* [Assignment]:
The expected output is the full set of entries, printed exactly, without pictures.

* [Source information]:
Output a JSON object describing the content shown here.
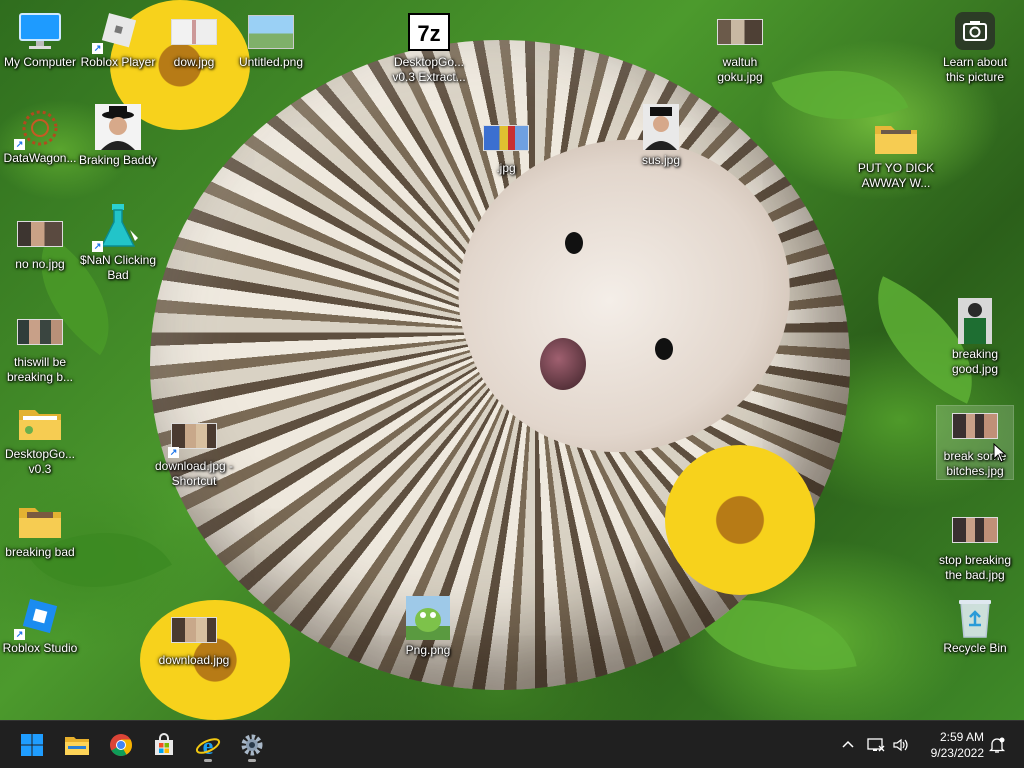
{
  "desktop": {
    "icons": [
      {
        "label": "My Computer",
        "icon": "monitor-icon"
      },
      {
        "label": "Roblox Player",
        "icon": "roblox-icon"
      },
      {
        "label": "dow.jpg",
        "icon": "image-thumbnail"
      },
      {
        "label": "Untitled.png",
        "icon": "image-thumbnail"
      },
      {
        "label": "DesktopGo... v0.3 Extract...",
        "icon": "7zip-icon"
      },
      {
        "label": "waltuh goku.jpg",
        "icon": "image-thumbnail"
      },
      {
        "label": "Learn about this picture",
        "icon": "camera-icon"
      },
      {
        "label": "DataWagon...",
        "icon": "datawagon-icon"
      },
      {
        "label": "Braking Baddy",
        "icon": "image-thumbnail"
      },
      {
        "label": ".jpg",
        "icon": "image-thumbnail"
      },
      {
        "label": "sus.jpg",
        "icon": "image-thumbnail"
      },
      {
        "label": "PUT YO DICK AWWAY W...",
        "icon": "folder-icon"
      },
      {
        "label": "no no.jpg",
        "icon": "image-thumbnail"
      },
      {
        "label": "$NaN Clicking Bad",
        "icon": "flask-icon"
      },
      {
        "label": "thiswill be breaking b...",
        "icon": "image-thumbnail"
      },
      {
        "label": "breaking good.jpg",
        "icon": "image-thumbnail"
      },
      {
        "label": "DesktopGo... v0.3",
        "icon": "folder-icon"
      },
      {
        "label": "download.jpg - Shortcut",
        "icon": "image-thumbnail"
      },
      {
        "label": "break some bitches.jpg",
        "icon": "image-thumbnail"
      },
      {
        "label": "breaking bad",
        "icon": "folder-icon"
      },
      {
        "label": "stop breaking the bad.jpg",
        "icon": "image-thumbnail"
      },
      {
        "label": "Roblox Studio",
        "icon": "roblox-studio-icon"
      },
      {
        "label": "download.jpg",
        "icon": "image-thumbnail"
      },
      {
        "label": "Png.png",
        "icon": "image-thumbnail"
      },
      {
        "label": "Recycle Bin",
        "icon": "recycle-bin-icon"
      }
    ]
  },
  "taskbar": {
    "apps": [
      {
        "name": "Start",
        "icon": "windows-start-icon"
      },
      {
        "name": "File Explorer",
        "icon": "folder-icon"
      },
      {
        "name": "Google Chrome",
        "icon": "chrome-icon"
      },
      {
        "name": "Microsoft Store",
        "icon": "store-icon"
      },
      {
        "name": "Internet Explorer",
        "icon": "ie-icon"
      },
      {
        "name": "Settings",
        "icon": "gear-icon"
      }
    ],
    "clock": {
      "time": "2:59 AM",
      "date": "9/23/2022"
    }
  },
  "colors": {
    "taskbar": "#202020",
    "accent": "#0078d4"
  }
}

* [Answer section]:
Output a JSON object describing the content shown here.
{
  "desktop": {
    "icons": [
      {
        "label": "My Computer",
        "icon": "monitor-icon"
      },
      {
        "label": "Roblox Player",
        "icon": "roblox-icon"
      },
      {
        "label": "dow.jpg",
        "icon": "image-thumbnail"
      },
      {
        "label": "Untitled.png",
        "icon": "image-thumbnail"
      },
      {
        "label": "DesktopGo... v0.3 Extract...",
        "icon": "7zip-icon"
      },
      {
        "label": "waltuh goku.jpg",
        "icon": "image-thumbnail"
      },
      {
        "label": "Learn about this picture",
        "icon": "camera-icon"
      },
      {
        "label": "DataWagon...",
        "icon": "datawagon-icon"
      },
      {
        "label": "Braking Baddy",
        "icon": "image-thumbnail"
      },
      {
        "label": ".jpg",
        "icon": "image-thumbnail"
      },
      {
        "label": "sus.jpg",
        "icon": "image-thumbnail"
      },
      {
        "label": "PUT YO DICK AWWAY W...",
        "icon": "folder-icon"
      },
      {
        "label": "no no.jpg",
        "icon": "image-thumbnail"
      },
      {
        "label": "$NaN Clicking Bad",
        "icon": "flask-icon"
      },
      {
        "label": "thiswill be breaking b...",
        "icon": "image-thumbnail"
      },
      {
        "label": "breaking good.jpg",
        "icon": "image-thumbnail"
      },
      {
        "label": "DesktopGo... v0.3",
        "icon": "folder-icon"
      },
      {
        "label": "download.jpg - Shortcut",
        "icon": "image-thumbnail"
      },
      {
        "label": "break some bitches.jpg",
        "icon": "image-thumbnail"
      },
      {
        "label": "breaking bad",
        "icon": "folder-icon"
      },
      {
        "label": "stop breaking the bad.jpg",
        "icon": "image-thumbnail"
      },
      {
        "label": "Roblox Studio",
        "icon": "roblox-studio-icon"
      },
      {
        "label": "download.jpg",
        "icon": "image-thumbnail"
      },
      {
        "label": "Png.png",
        "icon": "image-thumbnail"
      },
      {
        "label": "Recycle Bin",
        "icon": "recycle-bin-icon"
      }
    ]
  },
  "taskbar": {
    "apps": [
      {
        "name": "Start",
        "icon": "windows-start-icon"
      },
      {
        "name": "File Explorer",
        "icon": "folder-icon"
      },
      {
        "name": "Google Chrome",
        "icon": "chrome-icon"
      },
      {
        "name": "Microsoft Store",
        "icon": "store-icon"
      },
      {
        "name": "Internet Explorer",
        "icon": "ie-icon"
      },
      {
        "name": "Settings",
        "icon": "gear-icon"
      }
    ],
    "clock": {
      "time": "2:59 AM",
      "date": "9/23/2022"
    }
  },
  "colors": {
    "taskbar": "#202020",
    "accent": "#0078d4"
  }
}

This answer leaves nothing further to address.